Moroccan cuisine is a delightful fusion of flavors, colors, and textures that represent the rich history and cultural diversity of Morocco. With its unique combination of Berber, Arab, and French influences, Moroccan food offers a delectable and aromatic culinary experience.
Brief History and Cultural Significance
Moroccan cuisine boasts a rich history that spans over a thousand years. Influenced by the Berber, Arab, Andalusian, and French cultures, Moroccan food is known for its flavorful dishes and the use of a wide range of spices, fresh fruits, and vegetables. The communal sharing of food is an essential part of Moroccan culture, with meals often being a lively and social affair.

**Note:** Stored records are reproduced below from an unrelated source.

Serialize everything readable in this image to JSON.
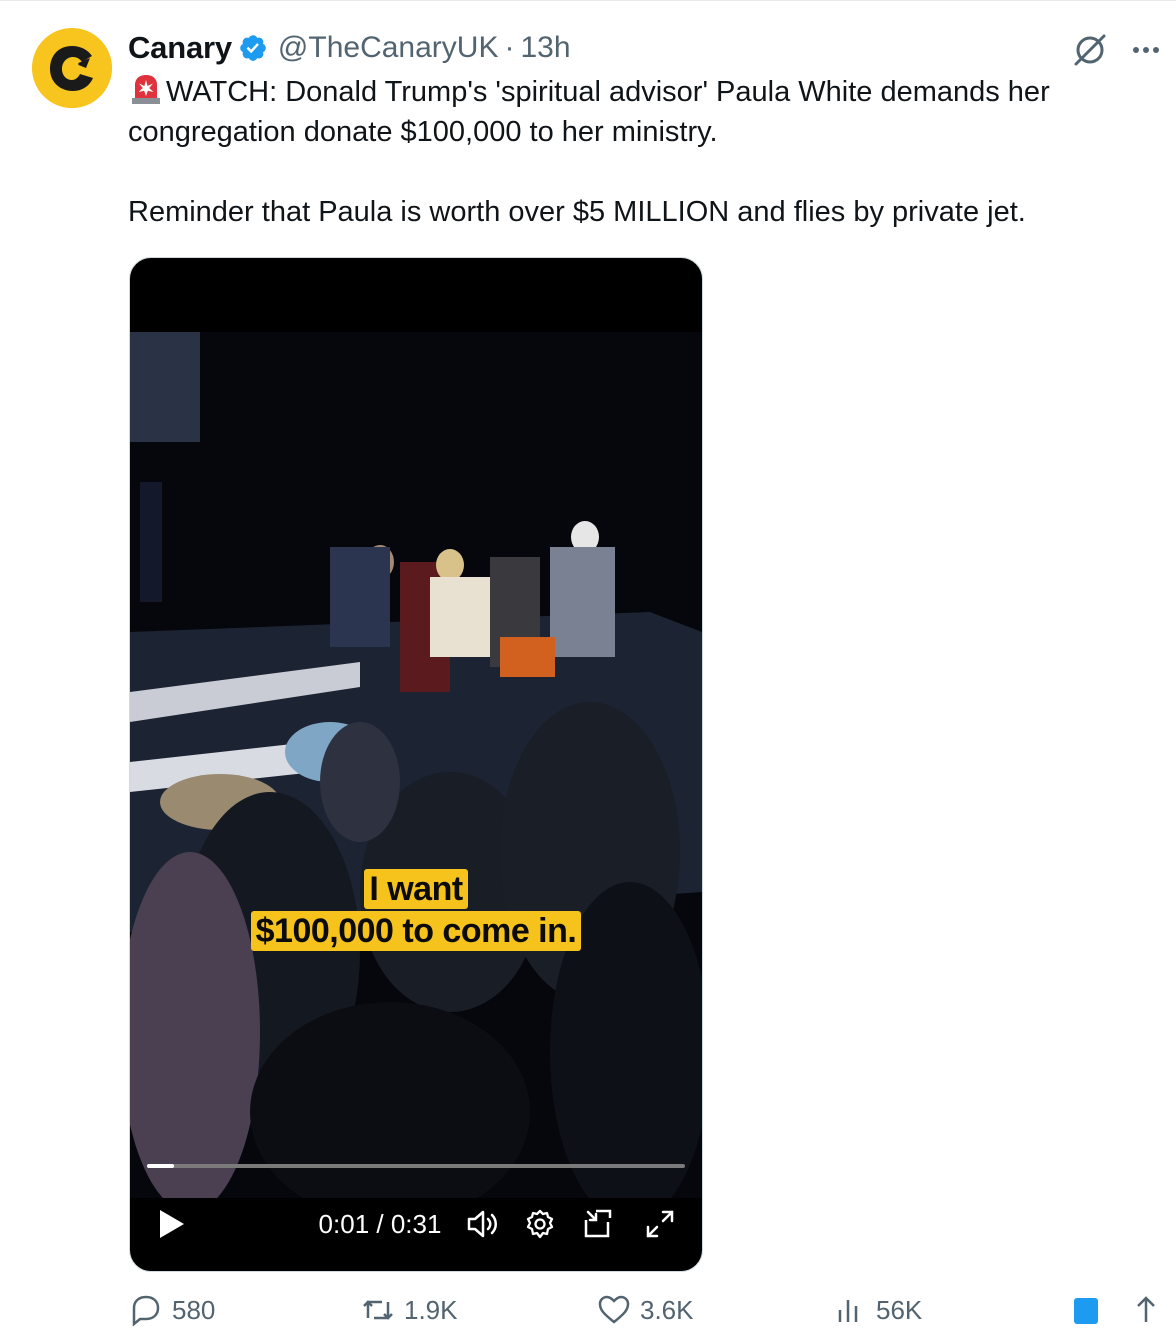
{
  "tweet": {
    "author": "Canary",
    "handle": "@TheCanaryUK",
    "separator": "·",
    "time": "13h",
    "line1": "WATCH: Donald Trump's 'spiritual advisor' Paula White demands her congregation donate $100,000 to her ministry.",
    "line2": "Reminder that Paula is worth over $5 MILLION and flies by private jet."
  },
  "video": {
    "caption_line1": "I want",
    "caption_line2": "$100,000 to come in.",
    "timecode": "0:01 / 0:31",
    "progress": 0.05
  },
  "actions": {
    "replies": "580",
    "reposts": "1.9K",
    "likes": "3.6K",
    "views": "56K"
  },
  "colors": {
    "brand_yellow": "#f7c51e",
    "verified_blue": "#1d9bf0",
    "caption_bg": "#f6c21c",
    "secondary_text": "#536471"
  },
  "icons": [
    "canary-logo-icon",
    "verified-badge-icon",
    "grok-icon",
    "more-icon",
    "siren-icon",
    "play-icon",
    "volume-icon",
    "settings-icon",
    "pip-icon",
    "fullscreen-icon",
    "reply-icon",
    "repost-icon",
    "like-icon",
    "views-icon",
    "bookmark-icon",
    "share-icon"
  ]
}
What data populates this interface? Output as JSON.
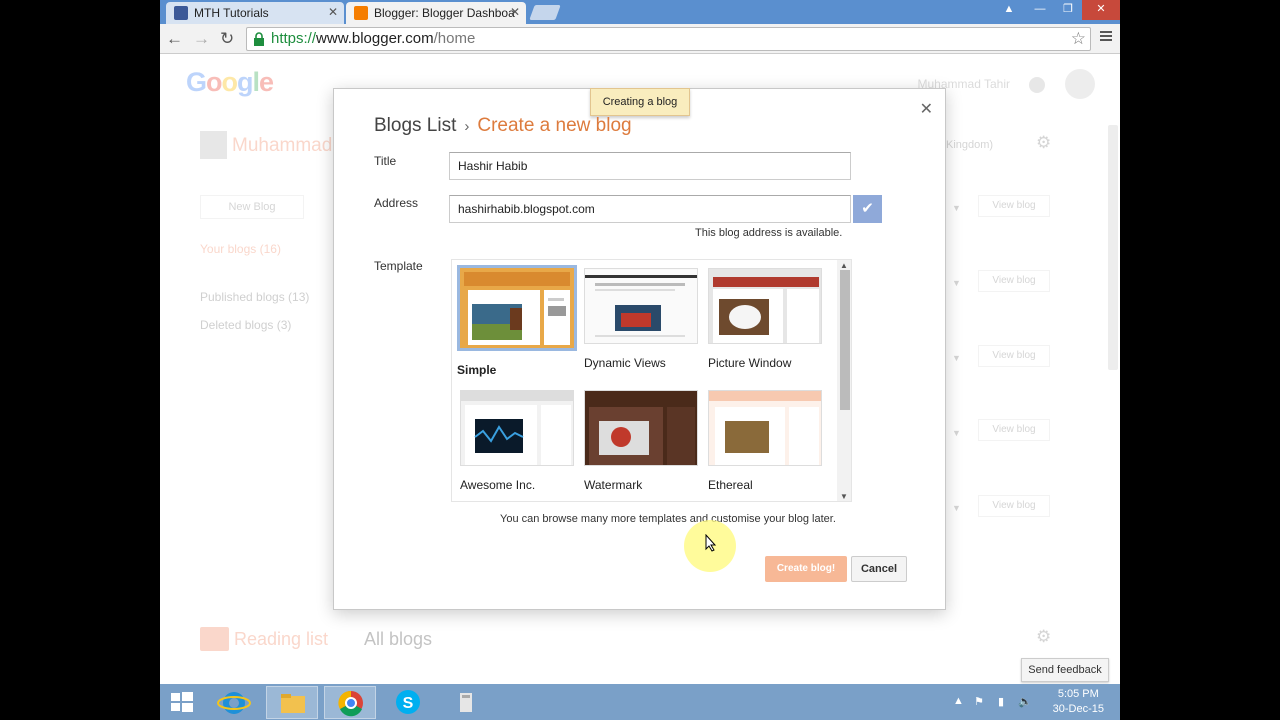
{
  "browser": {
    "tabs": [
      {
        "title": "MTH Tutorials",
        "favicon_color": "#3b5998"
      },
      {
        "title": "Blogger: Blogger Dashboa",
        "favicon_color": "#f57d00"
      }
    ],
    "url": {
      "proto": "https://",
      "host": "www.blogger.com",
      "path": "/home"
    }
  },
  "background": {
    "logo": "Google",
    "user_name_top": "Muhammad Tahir",
    "user_name": "Muhammad",
    "new_blog": "New Blog",
    "your_blogs": "Your blogs (16)",
    "published": "Published blogs (13)",
    "deleted": "Deleted blogs (3)",
    "kingdom": "Kingdom)",
    "view_blog": "View blog",
    "reading_list": "Reading list",
    "all_blogs": "All blogs",
    "send_feedback": "Send feedback"
  },
  "modal": {
    "toast": "Creating a blog",
    "crumb_root": "Blogs List",
    "crumb_sep": "›",
    "crumb_current": "Create a new blog",
    "title_label": "Title",
    "title_value": "Hashir Habib",
    "address_label": "Address",
    "address_value": "hashirhabib.blogspot.com",
    "address_status": "This blog address is available.",
    "template_label": "Template",
    "templates": [
      "Simple",
      "Dynamic Views",
      "Picture Window",
      "Awesome Inc.",
      "Watermark",
      "Ethereal"
    ],
    "hint": "You can browse many more templates and customise your blog later.",
    "create_label": "Create blog!",
    "cancel_label": "Cancel"
  },
  "taskbar": {
    "time": "5:05 PM",
    "date": "30-Dec-15"
  },
  "colors": {
    "accent_orange": "#dd7b3d",
    "chrome_blue": "#5a8fcf",
    "check_blue": "#8fa9d9",
    "create_btn": "#f7b896"
  }
}
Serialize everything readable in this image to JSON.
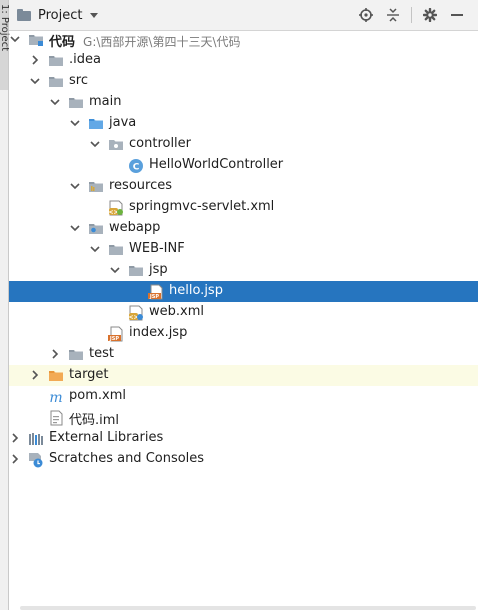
{
  "side_tab": {
    "label": "1: Project"
  },
  "header": {
    "view_title": "Project"
  },
  "tree": [
    {
      "label": "代码",
      "hint": "G:\\西部开源\\第四十三天\\代码",
      "bold": true,
      "icon": "module-folder",
      "depth": 0,
      "arrow": "down"
    },
    {
      "label": ".idea",
      "icon": "folder-gray",
      "depth": 1,
      "arrow": "right"
    },
    {
      "label": "src",
      "icon": "folder-gray",
      "depth": 1,
      "arrow": "down"
    },
    {
      "label": "main",
      "icon": "folder-gray",
      "depth": 2,
      "arrow": "down"
    },
    {
      "label": "java",
      "icon": "folder-blue",
      "depth": 3,
      "arrow": "down"
    },
    {
      "label": "controller",
      "icon": "package",
      "depth": 4,
      "arrow": "down"
    },
    {
      "label": "HelloWorldController",
      "icon": "class-c",
      "depth": 5,
      "arrow": ""
    },
    {
      "label": "resources",
      "icon": "folder-resources",
      "depth": 3,
      "arrow": "down"
    },
    {
      "label": "springmvc-servlet.xml",
      "icon": "spring-xml",
      "depth": 4,
      "arrow": ""
    },
    {
      "label": "webapp",
      "icon": "folder-web",
      "depth": 3,
      "arrow": "down"
    },
    {
      "label": "WEB-INF",
      "icon": "folder-gray",
      "depth": 4,
      "arrow": "down"
    },
    {
      "label": "jsp",
      "icon": "folder-gray",
      "depth": 5,
      "arrow": "down"
    },
    {
      "label": "hello.jsp",
      "icon": "jsp-file",
      "depth": 6,
      "arrow": "",
      "selected": true
    },
    {
      "label": "web.xml",
      "icon": "web-xml",
      "depth": 5,
      "arrow": ""
    },
    {
      "label": "index.jsp",
      "icon": "jsp-file",
      "depth": 4,
      "arrow": ""
    },
    {
      "label": "test",
      "icon": "folder-gray",
      "depth": 2,
      "arrow": "right"
    },
    {
      "label": "target",
      "icon": "folder-orange",
      "depth": 1,
      "arrow": "right",
      "excluded": true
    },
    {
      "label": "pom.xml",
      "icon": "maven-m",
      "depth": 1,
      "arrow": ""
    },
    {
      "label": "代码.iml",
      "icon": "iml-file",
      "depth": 1,
      "arrow": ""
    },
    {
      "label": "External Libraries",
      "icon": "libraries",
      "depth": 0,
      "arrow": "right"
    },
    {
      "label": "Scratches and Consoles",
      "icon": "scratches",
      "depth": 0,
      "arrow": "right"
    }
  ],
  "colors": {
    "selection": "#2675bf",
    "excluded_bg": "#fbfbe4",
    "hint": "#7a7a7a"
  }
}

- Tagine – A slow-cooked stew made with meat, vegetables, and spices, cooked in a traditional clay pot.
- Couscous – A staple dish made from steamed semolina grains, often served with vegetables and meat.
- Harira – A hearty soup made with lentils, chickpeas, tomatoes, and spices, typically served during Ramadan.
- Pastilla – A savory-sweet pastry filled with meat (usually pigeon or chicken) and dusted with powdered sugar.
- Zaalouk – A flavorful eggplant and tomato salad, seasoned with spices.
Moroccan cuisine varies by region, with each area offering its distinct flavors and dishes. Some popular regional cuisines include:
- Marrakesh – Known for its sweet and savory tagines and slow-cooked dishes.
- Fes – Famed for its refined and intricate cuisine, with influences from Andalusian culture.
- Casablanca – Offering a mix of traditional Moroccan and modern international dishes.
Moroccan cuisine features an array of ingredients that create its unique and vibrant flavors:
- Ras el Hanout – A complex spice blend that can include over 20 different spices.
- Preserved Lemons – Lemons pickled in a salt and lemon juice mixture, adding a tangy flavor to dishes.
- Saffron – A luxurious spice that adds a subtle flavor and golden hue to dishes.
- Argan Oil – A nutty oil, unique to Morocco, used for both cooking and cosmetic purposes.
Cooking Tips and Techniques: Moroccan cooking often involves slow-cooking and layering flavors to create depth and complexity. Some common techniques and tips include:
- Invest in a tagine for slow-cooking Moroccan stews.
- Use a traditional couscoussier for steaming couscous to perfection.
- Learn the art of Moroccan tea-making, a significant aspect of the culture.
Moroccan cuisine pairs well with various beverages, including:
- Moroccan mint tea – A sweet and refreshing green tea infused with fresh mint.
- Moroccan wines – With a growing wine industry, Morocco offers a range of red, white, and rosé wines.
- Casablanca Beer – A popular Moroccan lager that complements the flavors of the cuisine.
Embark on a culinary journey through Morocco and discover the rich history, diverse regional variations, and unique ingredients that make Moroccan cuisine a feast for the senses.